- "Disasters Outnumber Movie Hits". South Florida Sun-Sentinel. Retrieved 2012-06-05.
- Geraghty, Lincoln (2011). American Hollywood. Intellect Books. p. 187. ISBN 9-781-84150415-5.
- "Flashback Exclusive: A 'Return to Oz'". ET Online. March 5, 2013. Retrieved March 15, 2013.
- Chambers, Bill. "A Conversation with Walter Murch". Film Freak Central. Retrieved 2010-01-13.
- Ondaatje, Michael (2002). The Conversations: Walter Murch and the Art of Editing Film. p. 6.
- Lakeland Ledger - Jun 23, 1985, page 65, retrieved 11-August-2012
- Maslin, Janet (1985-06-21). "A New 'Oz' Gives Dorothy New Friends". New York Times. Retrieved 2010-01-13.
- Scott, Jay. "Return to Oz". Globe and Mail. Retrieved 2010-01-13.
- Kehr, Dave. "Return to Oz". The Globe and Mail. Retrieved 2010-01-13.

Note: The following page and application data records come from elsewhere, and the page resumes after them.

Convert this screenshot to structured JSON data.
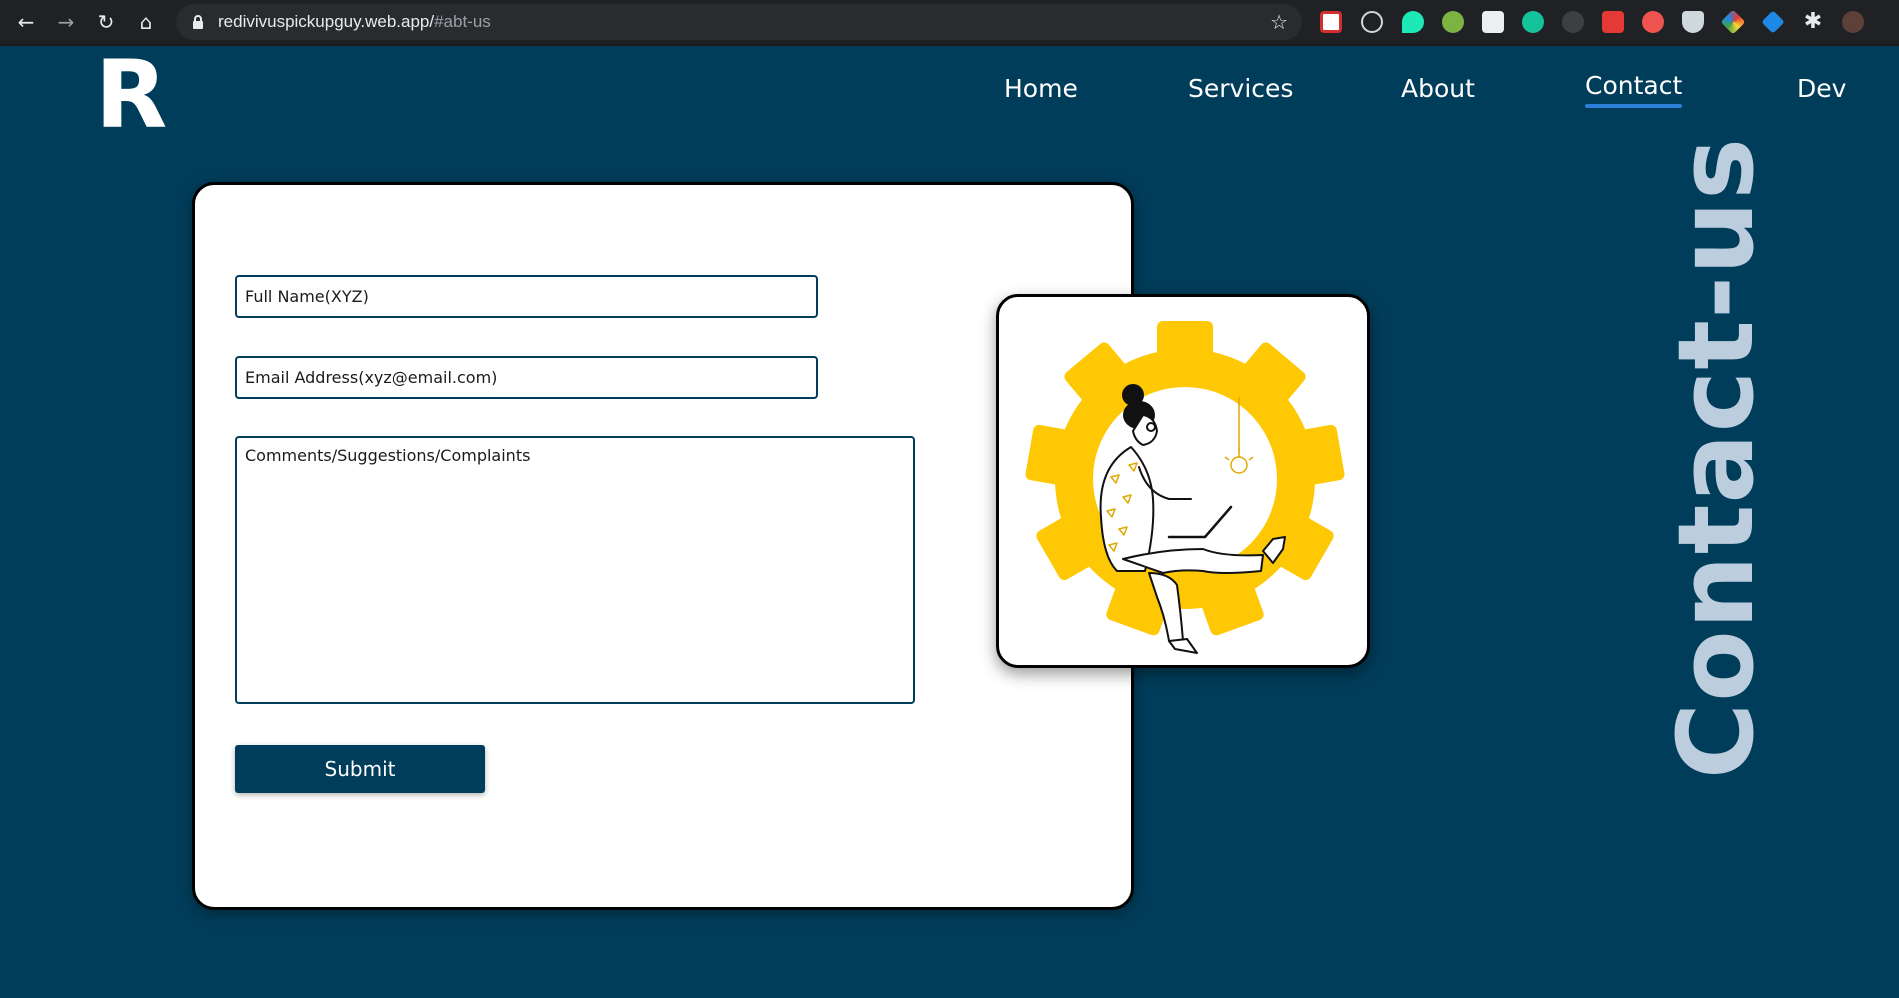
{
  "browser": {
    "url_host": "redivivuspickupguy.web.app/",
    "url_fragment": "#abt-us"
  },
  "logo": {
    "text": "R"
  },
  "nav": {
    "home": "Home",
    "services": "Services",
    "about": "About",
    "contact": "Contact",
    "dev": "Dev"
  },
  "section_title": "Contact-us",
  "form": {
    "name_placeholder": "Full Name(XYZ)",
    "email_placeholder": "Email Address(xyz@email.com)",
    "comments_placeholder": "Comments/Suggestions/Complaints",
    "submit_label": "Submit"
  },
  "colors": {
    "background": "#003d5a",
    "accent": "#2b7fd8",
    "gear_yellow": "#ffc805",
    "title_light": "#bccedd"
  }
}
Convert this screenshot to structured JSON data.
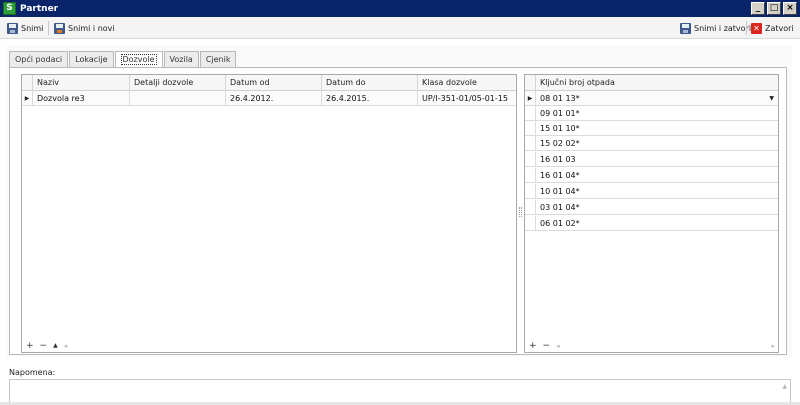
{
  "window": {
    "title": "Partner",
    "app_icon_letter": "S",
    "minimize": "_",
    "maximize": "□",
    "close": "×"
  },
  "toolbar": {
    "save_label": "Snimi",
    "save_new_label": "Snimi i novi",
    "save_close_label": "Snimi i zatvori",
    "close_label": "Zatvori"
  },
  "tabs": [
    {
      "label": "Opći podaci",
      "active": false
    },
    {
      "label": "Lokacije",
      "active": false
    },
    {
      "label": "Dozvole",
      "active": true
    },
    {
      "label": "Vozila",
      "active": false
    },
    {
      "label": "Cjenik",
      "active": false
    }
  ],
  "permits_grid": {
    "columns": [
      "Naziv",
      "Detalji dozvole",
      "Datum od",
      "Datum do",
      "Klasa dozvole"
    ],
    "rows": [
      [
        "Dozvola re3",
        "",
        "26.4.2012.",
        "26.4.2015.",
        "UP/I-351-01/05-01-15"
      ]
    ],
    "footer": {
      "add": "+",
      "remove": "−",
      "up": "▲",
      "left": "◂"
    }
  },
  "waste_grid": {
    "columns": [
      "Ključni broj otpada"
    ],
    "rows": [
      "08 01 13*",
      "09 01 01*",
      "15 01 10*",
      "15 02 02*",
      "16 01 03",
      "16 01 04*",
      "10 01 04*",
      "03 01 04*",
      "06 01 02*"
    ],
    "footer": {
      "add": "+",
      "remove": "−",
      "left": "◂",
      "right": "▸"
    }
  },
  "note": {
    "label": "Napomena:",
    "value": "",
    "scroll_up": "▲"
  },
  "glyphs": {
    "row_pointer": "▶",
    "dropdown": "▼"
  },
  "colors": {
    "titlebar": "#0a246a",
    "close_red": "#d9261c"
  }
}
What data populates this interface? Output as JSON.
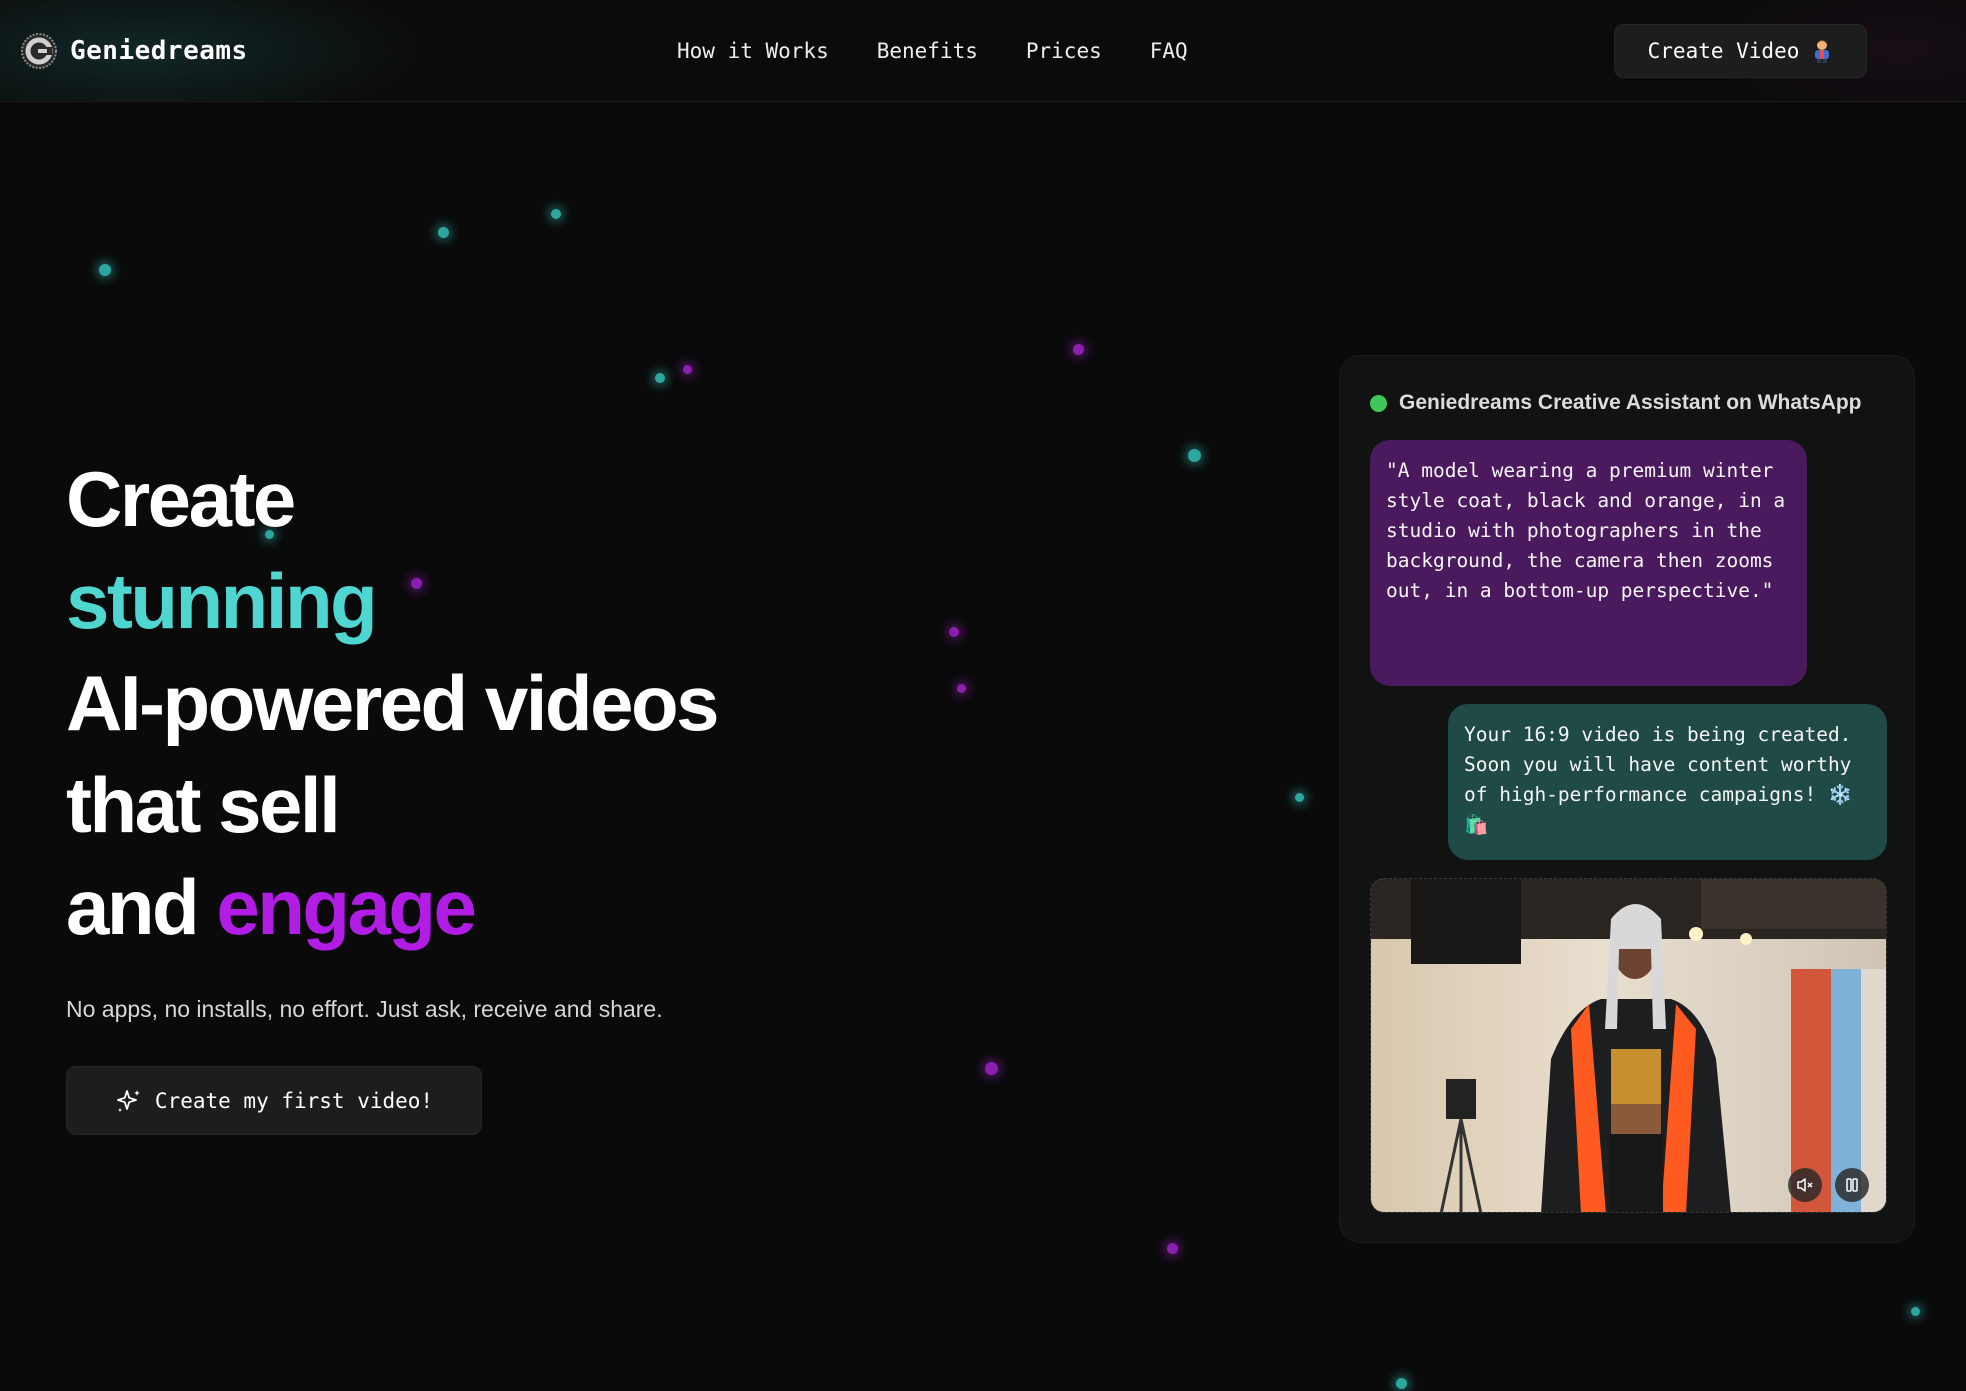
{
  "header": {
    "logo_text": "Geniedreams",
    "nav": [
      "How it Works",
      "Benefits",
      "Prices",
      "FAQ"
    ],
    "cta_label": "Create Video"
  },
  "hero": {
    "line1": "Create",
    "line2": "stunning",
    "line3": "AI-powered videos",
    "line4": "that sell",
    "line5_prefix": "and ",
    "line5_highlight": "engage",
    "subtitle": "No apps, no installs, no effort. Just ask, receive and share.",
    "cta_label": "Create my first video!"
  },
  "chat": {
    "title": "Geniedreams Creative Assistant on WhatsApp",
    "user_message": "\"A model wearing a premium winter style coat, black and orange, in a studio with photographers in the background, the camera then zooms out, in a bottom-up perspective.\"",
    "bot_message": "Your 16:9 video is being created. Soon you will have content worthy of high-performance campaigns! ❄️🛍️"
  },
  "colors": {
    "background": "#0a0a0a",
    "teal_accent": "#4fd6d0",
    "purple_accent": "#b21de6",
    "user_bubble": "#4b1a5e",
    "bot_bubble": "#1f4a45",
    "online": "#3fc75a"
  },
  "icons": {
    "logo": "geniedreams-logo-icon",
    "header_cta": "person-emoji-icon",
    "hero_cta": "sparkle-icon",
    "video_controls": [
      "mute-icon",
      "pause-icon"
    ]
  }
}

- June 21-23, 1985 Weekend
- Return to Oz @ Box Office Mojo
- "Childhood Scares". A.V Scares. April 10, 2009. Retrieved January 14, 2012.
- Return to 'Return to Oz' and other tales
- Official website
- Return to Oz at the Internet Movie Database
- Return to Oz at AllMovie
- Return to Oz at Rotten Tomatoes
- Return to Oz at Box Office Mojo